John Oliver Takes on Retirement Plans

John Oliver Takes on Retirement Plans

Financial advice doesn’t often cross into the world of late-night talk shows, but HBO made another foray into the industry (following the series Ballers) Sunday night with Last Week Tonight, a news show hosted by John Oliver.

A week after Oliver examined the debt buying industry, Oliver turned his attention to the nearly $24 trillion dollars of retirement assets in the United States and the financial services companies that manage it. 

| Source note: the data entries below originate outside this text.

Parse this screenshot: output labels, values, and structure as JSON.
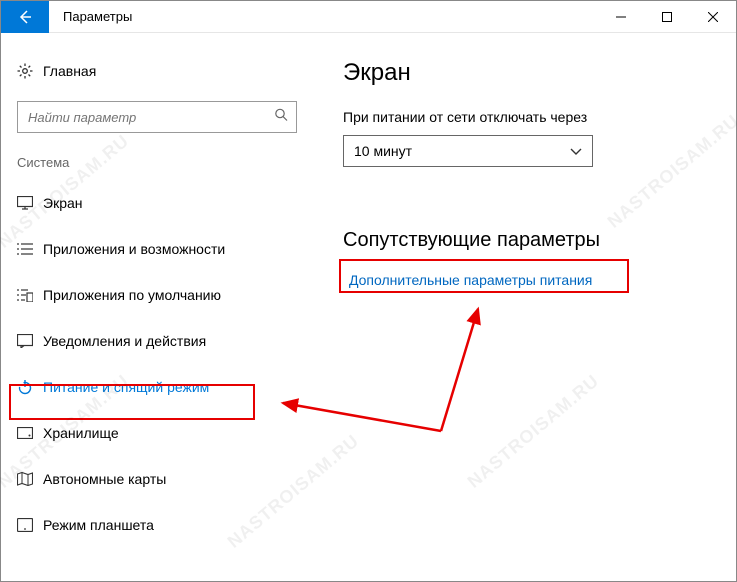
{
  "window": {
    "title": "Параметры"
  },
  "home": {
    "label": "Главная"
  },
  "search": {
    "placeholder": "Найти параметр"
  },
  "group": {
    "label": "Система"
  },
  "nav": {
    "items": [
      {
        "label": "Экран"
      },
      {
        "label": "Приложения и возможности"
      },
      {
        "label": "Приложения по умолчанию"
      },
      {
        "label": "Уведомления и действия"
      },
      {
        "label": "Питание и спящий режим"
      },
      {
        "label": "Хранилище"
      },
      {
        "label": "Автономные карты"
      },
      {
        "label": "Режим планшета"
      }
    ]
  },
  "main": {
    "heading": "Экран",
    "field_label": "При питании от сети отключать через",
    "dropdown_value": "10 минут",
    "related_heading": "Сопутствующие параметры",
    "link_text": "Дополнительные параметры питания"
  },
  "watermark": "NASTROISAM.RU"
}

The Daily Show alum cited a Financial Industry Regulatory Authority warning to investors that titles such as “financial adviser” and “wealth manager” are generic terms that don’t require professional credentials. Oliver then pointed out that even credentialed advisors are sometimes paid on commission and can recommend investment products (especially annuities) that may not be in the client’s best interest.

Over the course of the 20-minute segment, Oliver explained the concept of fiduciary advisors, hidden fees on 401(k) plans, and underperforming active management.  

“The problem with active management is that even many Wall Street experts find it difficult to consistently beat the market,” Oliver said, citing a stock-picking challenge where financial professionals were bested by a cat throwing a toy mouse at a grid of companies.

“Let’s all agree that the Wolf of Wall Street would have been way better starring that cat,” Oliver quipped.

Oliver concluded with a bit on the Department of Labor’s fiduciary law, as well as a mock advertisement featuring Billy Eichner giving five pieces of investment advice: start saving now, invest in low-cost index funds, ask if your advisor is a fiduciary and leave if they are not, shift investments from stocks to bonds as you get older, and try to keep fees under 1 percent.

Some financial professionals reacted to the episode on social media, especially the digital advice firms. 

TAGS: Industry
Hide comments

Comments

  • Allowed HTML tags: <em> <strong> <blockquote> <br> <p>

Plain text

  • No HTML tags allowed.
  • Web page addresses and e-mail addresses turn into links automatically.
  • Lines and paragraphs break automatically.
Publish